Watch out for prepaid debit cards, said Ann Carrns in The New York Times. These cards, issued by stores, banks, and companies like American Express, are becoming a popular alternative to old-fashioned checking accounts for people who don’t have bank accounts. Cardholders like them because they can use them for direct deposit and to pay bills, just like with a checking account. And this year alone, Americans are expected to load more than $200 billion onto prepaid cards, with 13 percent of the country using them. But unlike checking accounts, which carry up to $250,000 in federal deposit insurance to protect customers from bank failure, prepaid cards have no such safeguard. Instead, most prepaid cards offer “pass through” deposit insurance, by pooling their money in third-party bank accounts that are backed by FDIC insurance. But American Express relies on state laws to back its customers’ card assets, which can create a confusing and inconsistent patchwork of protections for cardholders.
Still, prepaid cards may be the way of the future, said Hadley Malcolm in USA Today. Fewer customers are opening up traditional bank accounts, and prepaid cards offer convenience and fewer fees. According to the FDIC, more than 20 percent of Americans are “underbanked,” which means they don’t rely on checking and savings accounts. Card issuers have been quick to exploit this opportunity, and now offer prepaid cards for every occasion. Some banks promote cards as more efficient and safer alternatives to cash, with options geared to collecting tax refunds, drawing unemployment benefits, and letting parents pay out their kids’ allowances.
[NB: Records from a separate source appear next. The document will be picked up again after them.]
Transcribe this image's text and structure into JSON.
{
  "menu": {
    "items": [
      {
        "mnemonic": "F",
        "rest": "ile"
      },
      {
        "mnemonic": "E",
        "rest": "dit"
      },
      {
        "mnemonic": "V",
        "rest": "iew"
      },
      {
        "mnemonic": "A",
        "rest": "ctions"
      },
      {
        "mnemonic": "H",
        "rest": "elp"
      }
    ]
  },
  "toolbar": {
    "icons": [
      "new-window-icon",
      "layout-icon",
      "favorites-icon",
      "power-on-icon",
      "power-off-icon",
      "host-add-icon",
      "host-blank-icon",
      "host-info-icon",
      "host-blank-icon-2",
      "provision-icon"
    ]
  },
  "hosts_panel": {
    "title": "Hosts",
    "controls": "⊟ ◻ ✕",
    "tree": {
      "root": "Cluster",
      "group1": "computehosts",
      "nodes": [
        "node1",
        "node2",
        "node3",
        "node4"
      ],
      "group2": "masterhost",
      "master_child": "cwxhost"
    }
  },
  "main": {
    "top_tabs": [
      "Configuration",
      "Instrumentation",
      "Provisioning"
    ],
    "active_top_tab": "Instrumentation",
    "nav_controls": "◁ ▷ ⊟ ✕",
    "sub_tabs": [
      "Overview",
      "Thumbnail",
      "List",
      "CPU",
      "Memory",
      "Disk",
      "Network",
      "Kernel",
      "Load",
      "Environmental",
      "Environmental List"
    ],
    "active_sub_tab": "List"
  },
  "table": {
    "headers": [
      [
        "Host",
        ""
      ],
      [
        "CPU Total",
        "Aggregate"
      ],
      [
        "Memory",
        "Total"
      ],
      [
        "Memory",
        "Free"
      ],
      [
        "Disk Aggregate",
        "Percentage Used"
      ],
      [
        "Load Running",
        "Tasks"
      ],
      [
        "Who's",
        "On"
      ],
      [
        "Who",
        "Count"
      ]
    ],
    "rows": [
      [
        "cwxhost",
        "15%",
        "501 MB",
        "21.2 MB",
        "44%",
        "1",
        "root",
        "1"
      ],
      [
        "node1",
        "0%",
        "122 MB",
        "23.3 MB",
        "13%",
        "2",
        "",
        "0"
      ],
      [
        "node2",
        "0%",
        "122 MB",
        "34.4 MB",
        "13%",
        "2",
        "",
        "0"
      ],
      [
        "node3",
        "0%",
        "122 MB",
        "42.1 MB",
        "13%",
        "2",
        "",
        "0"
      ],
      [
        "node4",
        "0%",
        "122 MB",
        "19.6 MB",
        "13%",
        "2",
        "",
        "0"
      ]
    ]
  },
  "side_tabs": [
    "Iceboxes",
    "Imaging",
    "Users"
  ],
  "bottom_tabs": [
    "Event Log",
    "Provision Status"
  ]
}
Don’t let the convenience fool you, said Scott Gamm in TheStreet.com. “Prepaid debit cards might seem like a wise financial move on the surface,” but in reality, they “serve little purpose in personal finance.” Prepaid cards might claim to have lower fees than checking accounts, but it’s hard to find one that doesn’t nickel-and-dime the customer with hidden fees. “The monthly fees could be as high as $3 per month and an additional $2 just to load money onto the card.” They’re also useless if you’re trying to build credit, “since none of the activity on the card is reported to the three credit bureaus, Experian, Equifax, and TransUnion.” After all, with prepaid cards, you’re just using your own money, “which doesn’t tell the credit bureaus anything about how you manage other people’s money.” If you’re reluctant to open a bank account, check out a credit union first. Their fees are “typically kinder” than those of normal banks, and they offer better bang for your buck than prepaid debit cards.